According to the World Health Organisation, most obstetric complications during birth can be prevented or managed if women have access to a skilled birth attendant. In Nepal 41% of women give birth at home, with no one, or with just an untrained friend or relative present, posing a risk to life and long-term health of both the mother and baby. The barriers to accessing skilled birth attendants are multi-faceted, with service provision, trust in healthcare services and geographical disparities all contributing factors.
This exciting project, funded by the Burdett Trust for Nursing, will train 10 of our Auxiliary Nurse Midwives (ANMs) over 2 years to become Skilled Birth Attendants, reducing maternal mortality rates and building community trust in maternal healthcare services.
Spotlight on Women’s and Children’s Health
Historically in Nepal, women’s experiences and preferences have been overlooked in service design and development, particularly in remote areas where primary healthcare provision is low.
Nepal has made significant progress towards reducing the maternal mortality rate (MMR) nationally, but large disparities still exist geographically. A lack of advice, support in accessing and understanding the importance of ante-natal care and skilled birthing support is resulting in a maternal mortality rate of 320/100,000 in the Far West, compared to a national figure of 239/100,000.
This results in a lottery of birth, where a woman pregnant with a baby in a mountainous rural area faces more risk than those born in urban areas. PHASE works within these remote communities to ensure quality care can be provided in these contexts, so children born here have an equal chance at life.
Last year, health posts supported by PHASE Worldwide ensured the safe delivery of 636 babies. In areas where PHASE works, maternal mortality rates have reduced drastically, and with further training, our ANMs will be equipped to handle more complex cases and save even more lives.
Investing in Nurse Skills
PHASE’s model of development focuses on building the capacity and skills of health workers to ensure that service provision can be self-supported by the community and local government in the future.
Although highly skilled with at least 18 months training in child and maternal health, ANMs cannot be considered Skilled Birth Attendants under the WHO definition until they have received specific training in emergency obstetric care and practised a required number of deliveries.
ANMs will undertake 2 months of intensive training within a hospital, practising the required number of deliveries to become accredited. This training will equip them for a wide range of complications and scenarios during births which will inform their work in remote communities. This level of training is particularly important in contexts where PHASE works, where access to hospitals with emergency obstetric care is limited, resulting in the need for ANMs to deal with these complications themselves.
Completion of this project will mean that more than 50% of total PHASE ANMs at Community Health Posts in the Bajura, Humla and Sindhupalchok districts will be Skilled Birth Attendants. This training will also benefit government health workers, as PHASE ANMs work alongside these staff, mentoring and developing their skills and understanding, and influencing best practice.
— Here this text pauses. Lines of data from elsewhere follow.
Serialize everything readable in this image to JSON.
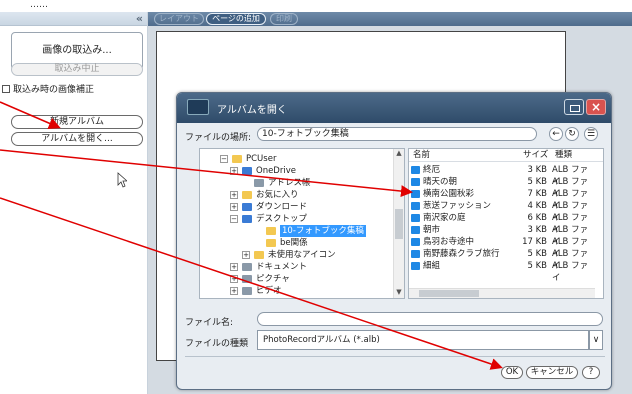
{
  "top_label": "……",
  "left_panel": {
    "collapse_glyph": "«",
    "import_button": "画像の取込み...",
    "stop_button": "取込み中止",
    "correction_checkbox": "取込み時の画像補正",
    "new_album_button": "新規アルバム",
    "open_album_button": "アルバムを開く..."
  },
  "toolbar": {
    "layout_button": "レイアウト",
    "add_page_button": "ページの追加",
    "print_button": "印刷"
  },
  "dialog": {
    "title": "アルバムを開く",
    "close_glyph": "×",
    "location_label": "ファイルの場所:",
    "location_value": "10-フォトブック集稿",
    "back_glyph": "←",
    "refresh_glyph": "↻",
    "view_glyph": "☰",
    "tree": [
      {
        "label": "PCUser",
        "expander": "−",
        "icon": "f-yellow",
        "indent": 60
      },
      {
        "label": "OneDrive",
        "expander": "+",
        "icon": "f-blue",
        "indent": 70
      },
      {
        "label": "アドレス帳",
        "expander": "",
        "icon": "f-gray",
        "indent": 82
      },
      {
        "label": "お気に入り",
        "expander": "+",
        "icon": "f-yellow",
        "indent": 70
      },
      {
        "label": "ダウンロード",
        "expander": "+",
        "icon": "f-blue",
        "indent": 70
      },
      {
        "label": "デスクトップ",
        "expander": "−",
        "icon": "f-blue",
        "indent": 70
      },
      {
        "label": "10-フォトブック集稿",
        "expander": "",
        "icon": "f-yellow",
        "indent": 94,
        "selected": true
      },
      {
        "label": "be関係",
        "expander": "",
        "icon": "f-yellow",
        "indent": 94
      },
      {
        "label": "未使用なアイコン",
        "expander": "+",
        "icon": "f-yellow",
        "indent": 82
      },
      {
        "label": "ドキュメント",
        "expander": "+",
        "icon": "f-gray",
        "indent": 70
      },
      {
        "label": "ピクチャ",
        "expander": "+",
        "icon": "f-gray",
        "indent": 70
      },
      {
        "label": "ビデオ",
        "expander": "+",
        "icon": "f-gray",
        "indent": 70
      }
    ],
    "list_headers": {
      "name": "名前",
      "size": "サイズ",
      "type": "種類"
    },
    "files": [
      {
        "name": "終厄",
        "size": "3 KB",
        "type": "ALB ファイ"
      },
      {
        "name": "晴天の朝",
        "size": "5 KB",
        "type": "ALB ファイ"
      },
      {
        "name": "横南公園秋彩",
        "size": "7 KB",
        "type": "ALB ファイ"
      },
      {
        "name": "葱送ファッション",
        "size": "4 KB",
        "type": "ALB ファイ"
      },
      {
        "name": "南沢家の庭",
        "size": "6 KB",
        "type": "ALB ファイ"
      },
      {
        "name": "朝市",
        "size": "3 KB",
        "type": "ALB ファイ"
      },
      {
        "name": "鳥羽お寺途中",
        "size": "17 KB",
        "type": "ALB ファイ"
      },
      {
        "name": "南野藤森クラブ旅行",
        "size": "5 KB",
        "type": "ALB ファイ"
      },
      {
        "name": "細組",
        "size": "5 KB",
        "type": "ALB ファイ"
      }
    ],
    "filename_label": "ファイル名:",
    "filetype_label": "ファイルの種類",
    "filetype_value": "PhotoRecordアルバム (*.alb)",
    "ok_button": "OK",
    "cancel_button": "キャンセル",
    "help_button": "?"
  },
  "annotation_color": "#e00000"
}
Another factor affecting the uptake of clinical care during birth is cultural practice and tradition. Particularly in remote areas of Nepal, it has not been customary for women to give birth in a health facility, with many historically giving birth in cowsheds or out-buildings, greatly increasing the risk of infection.
Now that service provision is in place, PHASE is working to encourage women to give birth within supported health posts. This starts with effective antenatal care to increase awareness amongst women on the importance of having an assisted birth and the risks of giving birth at home. This education, alongside improved service provision and staff training, importantly gives women the means to make an informed choice about giving birth within a health facility.
We would like to thank the Burdett Trust for Nursing for their continued support of the training and development of our vital front-line healthcare staff. For more information on our primary healthcare work click here.